Highlights of a Data Quality Love Fest – IDQ Summit 2014
Over 100 hardcore data quality professionals gathered at IDQ Summit 2014, held in Richmond, Virginia from 10/6 – 10/9.
The agenda was fully packed. Over 40 sessions were launched during the two-day main conference period. In addition, there were two full-day of tutorials being held before and after the conference, covering topics from data quality for beginner to how to establish lean, agile data governance program. I am happy to report there was no shortage of passionate debates over various subject areas among us data quality maniacs. We “argued” about things like what exactly is “good quality” data; where do ethics stand in data governance practice; should data privacy become fundamental human right. We got an update on data management challenges in EU; shared data quality practices in various industries, and had a glance at data governance basics and operating models.
As a first timer for IDQ Summit, I found it refreshing to meet other data quality professional and hear their stories, it is also reaffirming that many of the practitioners in this space share similar views as we at Informatica has been advocating. The consensus on the importance of quality information will help increase the adoption of data quality tools and drive the development of true data –drive culture in many organizations. Data alone has little value, only the data that meets the quality requirement becomes real asset.
My key takeaways are the following:
- It is well understood that data quality is a business process and involves multiple stakeholders – business unit owns the data and makes requirements about the data they need; analyst prepares and manipulates the data for the business; IT enables an efficient data quality process by recommending and implementing the right tools for analysts and business users.

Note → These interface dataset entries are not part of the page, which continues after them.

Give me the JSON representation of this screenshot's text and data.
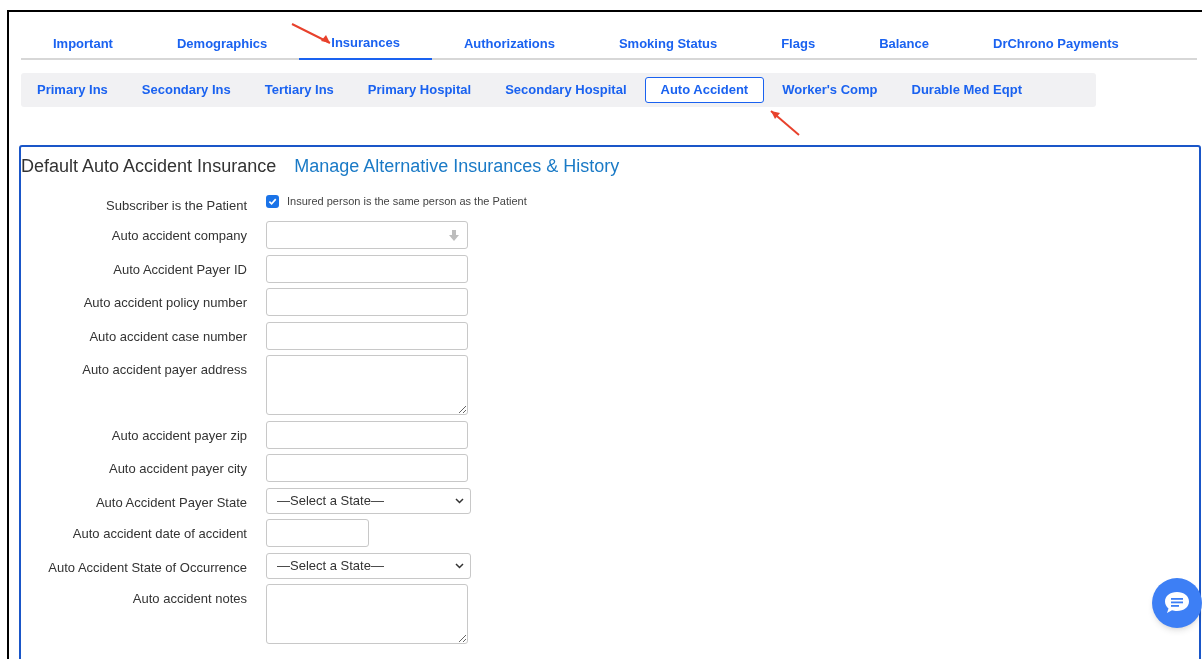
{
  "main_tabs": [
    {
      "label": "Important",
      "selected": false
    },
    {
      "label": "Demographics",
      "selected": false
    },
    {
      "label": "Insurances",
      "selected": true
    },
    {
      "label": "Authorizations",
      "selected": false
    },
    {
      "label": "Smoking Status",
      "selected": false
    },
    {
      "label": "Flags",
      "selected": false
    },
    {
      "label": "Balance",
      "selected": false
    },
    {
      "label": "DrChrono Payments",
      "selected": false
    }
  ],
  "sub_tabs": [
    {
      "label": "Primary Ins",
      "selected": false
    },
    {
      "label": "Secondary Ins",
      "selected": false
    },
    {
      "label": "Tertiary Ins",
      "selected": false
    },
    {
      "label": "Primary Hospital",
      "selected": false
    },
    {
      "label": "Secondary Hospital",
      "selected": false
    },
    {
      "label": "Auto Accident",
      "selected": true
    },
    {
      "label": "Worker's Comp",
      "selected": false
    },
    {
      "label": "Durable Med Eqpt",
      "selected": false
    }
  ],
  "form": {
    "title": "Default Auto Accident Insurance",
    "link": "Manage Alternative Insurances & History",
    "fields": [
      {
        "kind": "checkbox",
        "label": "Subscriber is the Patient",
        "checked": true,
        "text": "Insured person is the same person as the Patient"
      },
      {
        "kind": "combo",
        "label": "Auto accident company"
      },
      {
        "kind": "text",
        "label": "Auto Accident Payer ID"
      },
      {
        "kind": "text",
        "label": "Auto accident policy number"
      },
      {
        "kind": "text",
        "label": "Auto accident case number"
      },
      {
        "kind": "textarea",
        "label": "Auto accident payer address"
      },
      {
        "kind": "text",
        "label": "Auto accident payer zip"
      },
      {
        "kind": "text",
        "label": "Auto accident payer city"
      },
      {
        "kind": "select",
        "label": "Auto Accident Payer State",
        "value": "—Select a State—"
      },
      {
        "kind": "date",
        "label": "Auto accident date of accident"
      },
      {
        "kind": "select",
        "label": "Auto Accident State of Occurrence",
        "value": "—Select a State—"
      },
      {
        "kind": "textarea",
        "label": "Auto accident notes"
      }
    ]
  }
}
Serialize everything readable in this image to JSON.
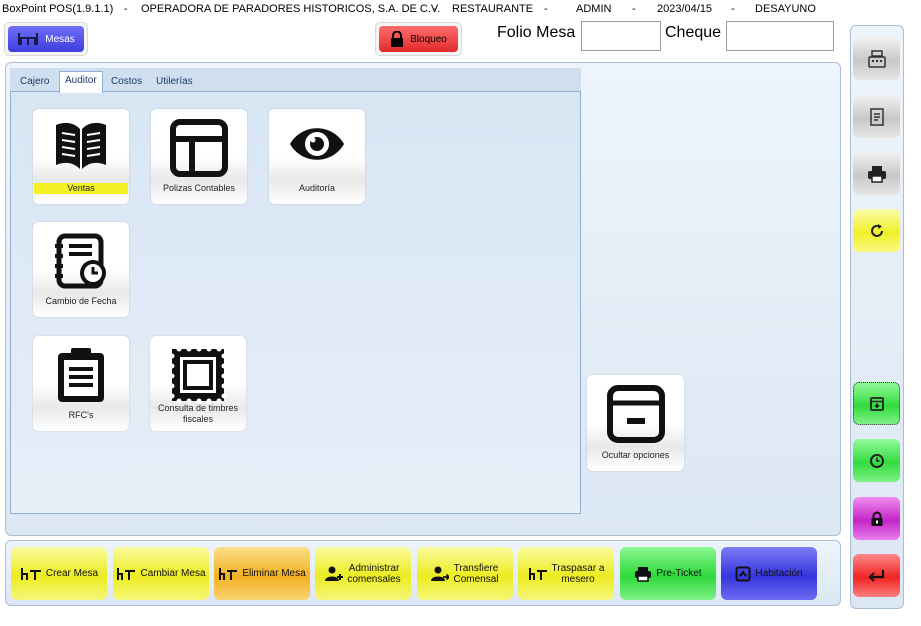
{
  "titlebar": {
    "app": "BoxPoint POS(1.9.1.1)",
    "company": "OPERADORA DE PARADORES HISTORICOS, S.A. DE C.V.",
    "area": "RESTAURANTE",
    "user": "ADMIN",
    "date": "2023/04/15",
    "meal": "DESAYUNO",
    "sep": "-"
  },
  "header": {
    "mesas_label": "Mesas",
    "bloqueo_label": "Bloqueo",
    "folio_label": "Folio Mesa",
    "folio_value": "",
    "cheque_label": "Cheque",
    "cheque_value": ""
  },
  "tabs": [
    {
      "label": "Cajero"
    },
    {
      "label": "Auditor"
    },
    {
      "label": "Costos"
    },
    {
      "label": "Utilerías"
    }
  ],
  "active_tab": "Auditor",
  "tiles": {
    "ventas": "Ventas",
    "polizas": "Polizas Contables",
    "auditoria": "Auditoría",
    "cambio_fecha": "Cambio de Fecha",
    "rfcs": "RFC's",
    "timbres_1": "Consulta de timbres",
    "timbres_2": "fiscales"
  },
  "ocultar_label": "Ocultar opciones",
  "bottom": {
    "crear_mesa": "Crear Mesa",
    "cambiar_mesa": "Cambiar Mesa",
    "eliminar_mesa": "Eliminar Mesa",
    "administrar_1": "Administrar",
    "administrar_2": "comensales",
    "transfiere_1": "Transfiere",
    "transfiere_2": "Comensal",
    "traspasar_1": "Traspasar a",
    "traspasar_2": "mesero",
    "pre_ticket": "Pre-Ticket",
    "habitacion": "Habitación"
  },
  "colors": {
    "highlight_yellow": "#f4f224",
    "yellow_button": "#ecec20",
    "green_button": "#2ed83a",
    "blue_button": "#3535dd",
    "red_button": "#ef2424",
    "magenta_button": "#c425c7",
    "orange_button": "#f2b022"
  },
  "icons": {
    "right_column": [
      "cash-register-icon",
      "receipt-icon",
      "printer-icon",
      "refresh-icon",
      "add-box-icon",
      "clock-icon",
      "lock-icon",
      "return-icon"
    ]
  }
}
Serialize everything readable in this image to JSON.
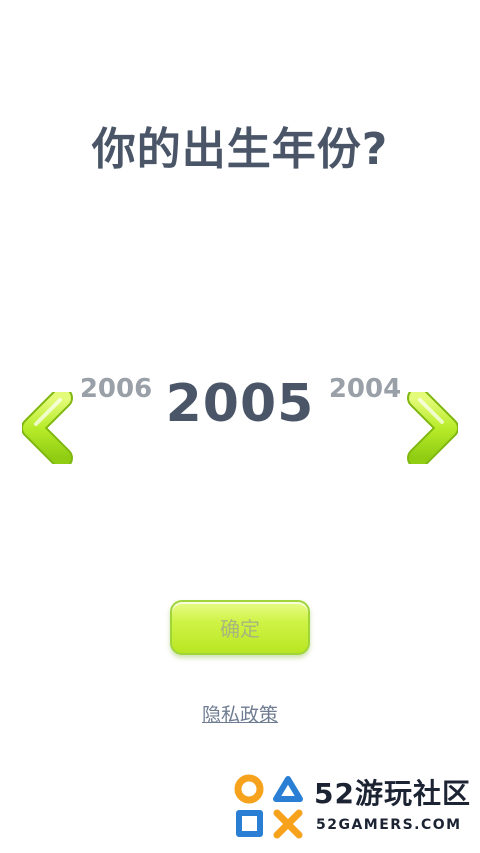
{
  "header": {
    "title": "你的出生年份?"
  },
  "year_picker": {
    "previous_year": "2006",
    "selected_year": "2005",
    "next_year": "2004",
    "left_arrow_icon": "chevron-left-icon",
    "right_arrow_icon": "chevron-right-icon",
    "arrow_color": "#a6e01c"
  },
  "actions": {
    "confirm_label": "确定",
    "privacy_label": "隐私政策"
  },
  "watermark": {
    "brand": "52游玩社区",
    "site": "52GAMERS.COM",
    "logo_icon": "gamepad-symbols-icon",
    "orange": "#f6a21c",
    "blue": "#2a7fd4"
  }
}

- Data Governance is a journey and takes in different forms. Operation-wise, it can be centralized, decentralized or hybrid, depending on the culture within a particular organization. Senior management sponsorship is critical in making it a success and sustainable. It is recommended to start the practice within business unit rather than IT, as business often has the ownership of the data and understand the context of the data.
- Quality of the data is not an absolute measure – it is largely agreed that quality of the data is only considered “good” when it meets the right requirement at the right time to the right people. When the requirement is no longer valid, or the person responsible for the data has moved away, or the timing has changed, then ”good” data is no longer good.
- Data quality means different things to different people (boy have we heard that before!). Therefore, it is suggested that persona should come to consideration when discussing data quality with people in different roles.
- Should ethics be considered in data governance practice? Some stated ethics could be different from one country to another, however, aligning our personal code of conduct with the professional code of conduct is a good thing. When in doubt, ask yourself: “Would I do this to my loved ones? If not, then why should I do this to others?” Loosely quoted from one of the speakers. Well said.
- Collaboration between IT and business is critical to the success of data quality process. Tools that help facilitate this joint effort are needed to enable a true data-driven culture.
- Metadata should be considered a key component while implementing data governance practice. I like the what was presented by Ron Klein, a seasoned metadata practitioner from KPMG, which says: “Metadata provides a pedigree to the information: what the information is, where it came from and how it got there, what systems use it, its relationships to other information”. Metadata is important, period.
I welcome your views on those topics and would love to hear your stories. Meanwhile, I invite you to visit our Linkedin group discussions on data quality and related topics here.